The past week saw more action here in Crypto Valley – more so than usual.

For the third time in less than six months, Zug played host to a major blockchain event. After the successful Crypto Valley Conference in June and the equally well-attended Blockchain Summit in April, the Theatre Casino welcomed Tech Crunch and wide array of well-known names in the blockchain and crypto world.

Those names included Binance founder Changing Zhao, Consensys founder Joe Lubin, Galia Benartzi of Bancor and Crypto Valley’s own Mona El Isa of Melonport.

And then there was Vitalik Buterin – along with a strong contingent of the Ethereum Foundation, one of the main catalysts behind the birth and growth of the Crypto Valley ecosystem to begin with.

Burn in hell

It was, of course, Vitalik who provided the highlight quote of the event by declaring, “I definitely personally hope centralised exchanges go burn in hell as much as possible.” – a comment that figured into a wider discussion about the values and challenges of running a decentralised organisation.

While the quote itself would have been a headline-grabber in and of itself, it echoed even louder coming on the same day that SIX Group, the owner and operator of Switzerland’s stock exchange announced its plans to build the SIX Digital Exchange (SDX) – a DLT-based end-to-end infrastructure for the issuance, trading and storage of digital assets, including tokenised securities.

Numerous commentators, many on Twitter, did not miss the irony of the two events happening simultaneously – nor did they miss the chance to deride the move by SIX as purely marketing.

Not so serious

However, the second day of the Tech Crunch gathering, which featured an Ethereum meetup hosted by the Ethereum Foundation, provided additional perspective on the centralised vs decentralised exchanges discussion.

In a panel discussion that included Coinbase CTO Balaji Srinivasan and Vitalik, the question was raised “How can centralised and decentralised exchanges work together?” In response, Vitalik admitted that the bridge from fiat to crypto remains a strong area in which centralised exchanges such as Coinbase have a role to play.

A complex future

Although the subject of centralised digital asset exchanges for tokenised securities did not come up, the point can be made that a future which includes tokenised securities and all manner of financial instruments bound to the blockchain will not happen overnight.

It is reasonable, therefore, to see projects such as the SDX as inherently important to the transition to a tokenised future, given that the weight of market incumbents will be necessary to maintain an even keel and encourage adoption.

Will decentralised exchanges ultimately snuff out their centralised counterparts?
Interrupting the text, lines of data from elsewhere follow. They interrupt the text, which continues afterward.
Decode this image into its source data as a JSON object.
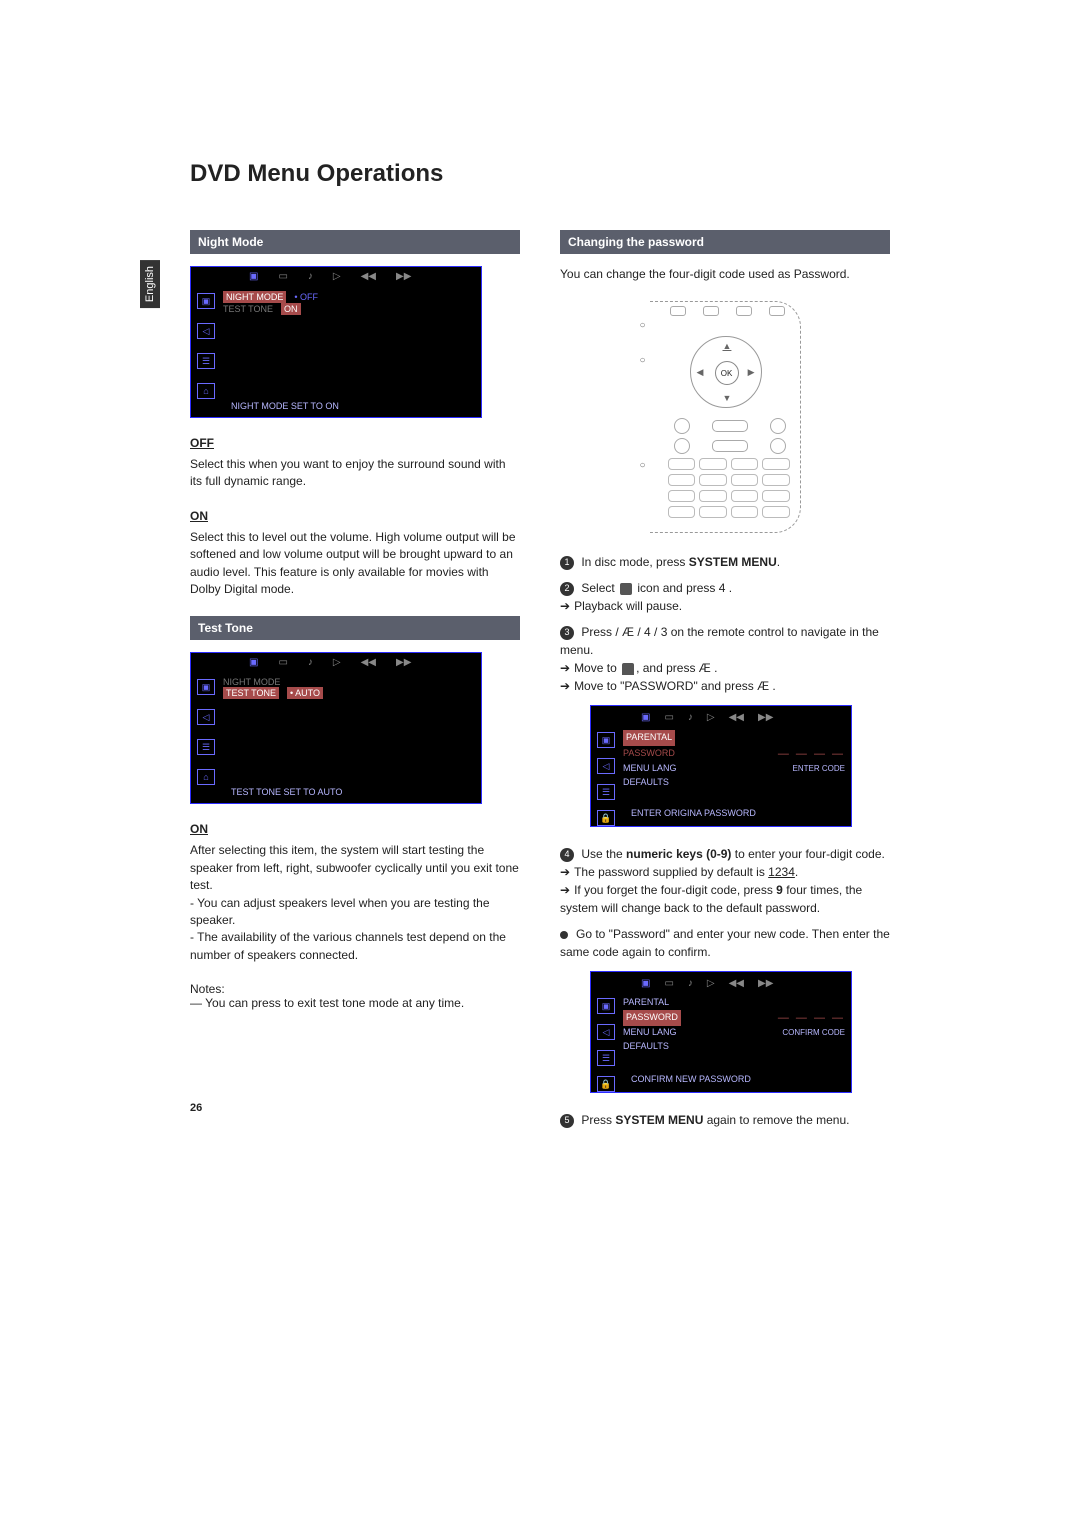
{
  "page": {
    "title": "DVD Menu Operations",
    "side_tab": "English",
    "number": "26"
  },
  "left": {
    "night_mode": {
      "bar": "Night Mode",
      "osd": {
        "item_night": "NIGHT MODE",
        "item_test": "TEST TONE",
        "opt_off": "OFF",
        "opt_on": "ON",
        "status": "NIGHT MODE SET TO ON"
      },
      "off_head": "OFF",
      "off_text": "Select this when you want to enjoy the surround sound with its full dynamic range.",
      "on_head": "ON",
      "on_text": "Select this to level out the volume. High volume output will be softened and low volume output will be brought upward to an audio level. This feature is only available for movies with Dolby Digital mode."
    },
    "test_tone": {
      "bar": "Test Tone",
      "osd": {
        "item_night": "NIGHT MODE",
        "item_test": "TEST TONE",
        "opt_auto": "AUTO",
        "status": "TEST TONE SET TO AUTO"
      },
      "on_head": "ON",
      "on_text": "After selecting this item, the system will start testing the speaker from left,  right,  subwoofer cyclically until you exit tone test.",
      "on_note1": " - You can adjust speakers level when you are testing the speaker.",
      "on_note2": " - The availability of the various channels test depend on the number of speakers connected.",
      "notes_label": "Notes:",
      "notes_text": "—  You can press     to exit test tone mode at any time."
    }
  },
  "right": {
    "bar": "Changing the password",
    "intro": "You can change the four-digit code used as Password.",
    "remote": {
      "ok": "OK"
    },
    "step1_pre": "In disc mode, press ",
    "step1_bold": "SYSTEM MENU",
    "step1_post": ".",
    "step2_pre": "Select ",
    "step2_post": " icon and press 4 .",
    "step2_sub": "Playback will pause.",
    "step3": "Press      / Æ / 4 / 3   on the remote control to navigate in the menu.",
    "step3_sub1_pre": "Move to ",
    "step3_sub1_post": ", and press Æ .",
    "step3_sub2": "Move to \"PASSWORD\" and press Æ .",
    "osd1": {
      "m1": "PARENTAL",
      "m2": "PASSWORD",
      "m3": "MENU LANG",
      "m4": "DEFAULTS",
      "enter": "ENTER CODE",
      "dash": "— — — —",
      "status": "ENTER ORIGINA PASSWORD"
    },
    "step4_pre": "Use the ",
    "step4_bold": "numeric keys (0-9)",
    "step4_post": " to enter your four-digit code.",
    "step4_sub1_pre": "The password supplied by default is ",
    "step4_sub1_u": "1234",
    "step4_sub1_post": ".",
    "step4_sub2_pre": "If you forget the four-digit code, press ",
    "step4_sub2_b": "9",
    "step4_sub2_post": " four times, the system will change back to the default password.",
    "bullet": "Go to \"Password\" and enter your new code. Then enter the same code again to confirm.",
    "osd2": {
      "m1": "PARENTAL",
      "m2": "PASSWORD",
      "m3": "MENU LANG",
      "m4": "DEFAULTS",
      "confirm": "CONFIRM CODE",
      "dash": "— — — —",
      "status": "CONFIRM NEW PASSWORD"
    },
    "step5_pre": "Press ",
    "step5_bold": "SYSTEM MENU",
    "step5_post": " again to remove the menu."
  }
}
It is too early to say – and the future may very well end up being a patchwork mixture of both.

Popular sentiment will be strong to support Vitalik’s wish – and to push out those who exploit centralisation for obscene gains.

And it may just be enough to take us all to a decentralised heaven.